Anreiter I., Allen AM., Vasquez OE., To L., Douglas SJ., Alvarez JV., Ewer J., Sokolowski MB.

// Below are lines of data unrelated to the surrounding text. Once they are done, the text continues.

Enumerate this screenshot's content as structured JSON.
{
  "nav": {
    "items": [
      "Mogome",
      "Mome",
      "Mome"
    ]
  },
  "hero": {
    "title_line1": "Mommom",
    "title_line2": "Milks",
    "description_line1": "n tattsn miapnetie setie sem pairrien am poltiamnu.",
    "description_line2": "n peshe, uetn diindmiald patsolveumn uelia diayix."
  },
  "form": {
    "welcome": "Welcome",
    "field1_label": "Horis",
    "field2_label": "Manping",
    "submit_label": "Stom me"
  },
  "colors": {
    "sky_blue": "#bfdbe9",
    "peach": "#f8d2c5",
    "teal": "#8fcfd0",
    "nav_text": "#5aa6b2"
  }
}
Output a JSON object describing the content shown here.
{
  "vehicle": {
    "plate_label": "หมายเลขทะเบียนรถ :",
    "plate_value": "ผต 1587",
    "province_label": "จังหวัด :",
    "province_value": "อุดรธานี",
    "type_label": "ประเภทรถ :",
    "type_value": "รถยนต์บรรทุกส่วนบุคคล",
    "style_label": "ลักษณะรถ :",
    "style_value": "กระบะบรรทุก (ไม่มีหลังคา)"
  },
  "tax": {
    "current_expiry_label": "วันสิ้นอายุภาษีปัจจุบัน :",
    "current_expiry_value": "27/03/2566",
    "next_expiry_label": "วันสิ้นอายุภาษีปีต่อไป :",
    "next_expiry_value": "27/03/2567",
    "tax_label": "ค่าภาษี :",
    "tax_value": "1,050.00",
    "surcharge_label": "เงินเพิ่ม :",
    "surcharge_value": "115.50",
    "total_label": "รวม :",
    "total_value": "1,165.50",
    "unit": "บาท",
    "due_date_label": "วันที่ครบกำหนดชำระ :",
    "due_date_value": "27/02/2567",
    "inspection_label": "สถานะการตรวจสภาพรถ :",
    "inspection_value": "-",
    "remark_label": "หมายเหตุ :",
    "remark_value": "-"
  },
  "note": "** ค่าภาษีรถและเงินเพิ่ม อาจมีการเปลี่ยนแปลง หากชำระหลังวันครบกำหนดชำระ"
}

The foraging (for) gene has been extensively studied in many species for its functions in development, physiology, and behavior. It is common for genes that influence behavior and development to be essential genes, and for has been found to be an essential gene in both fruit flies and mammals, with for mutants dying before reaching the adult stage. However, the biological process underlying the lethality associated with this gene is not known. Here, we show that in Drosophila melanogaster, some but not all gene products of for are essential for survival. Specifically, we show that promoter 3 of for, but not promoters 1, 2, and 4 are required for survival past pupal stage. We use full and partial genetic deletions of for, and temperature-restricted knock-down of the gene to further investigate the stage of lethality. While deletion analysis shows that flies lacking for die at the end of pupal development, as pharate adults, temperature-restricted knock-down shows that for is only required at the start of pupal development, for normal adult emergence (AE) and viability. We further show that the inability of these mutants to emerge from their pupal cases is linked to deficiencies in emergence behaviors, caused by a possible energy deficiency, and finally, that the lethality of for mutants seems to be linked to protein isoform P3, transcribed from for promoter 3.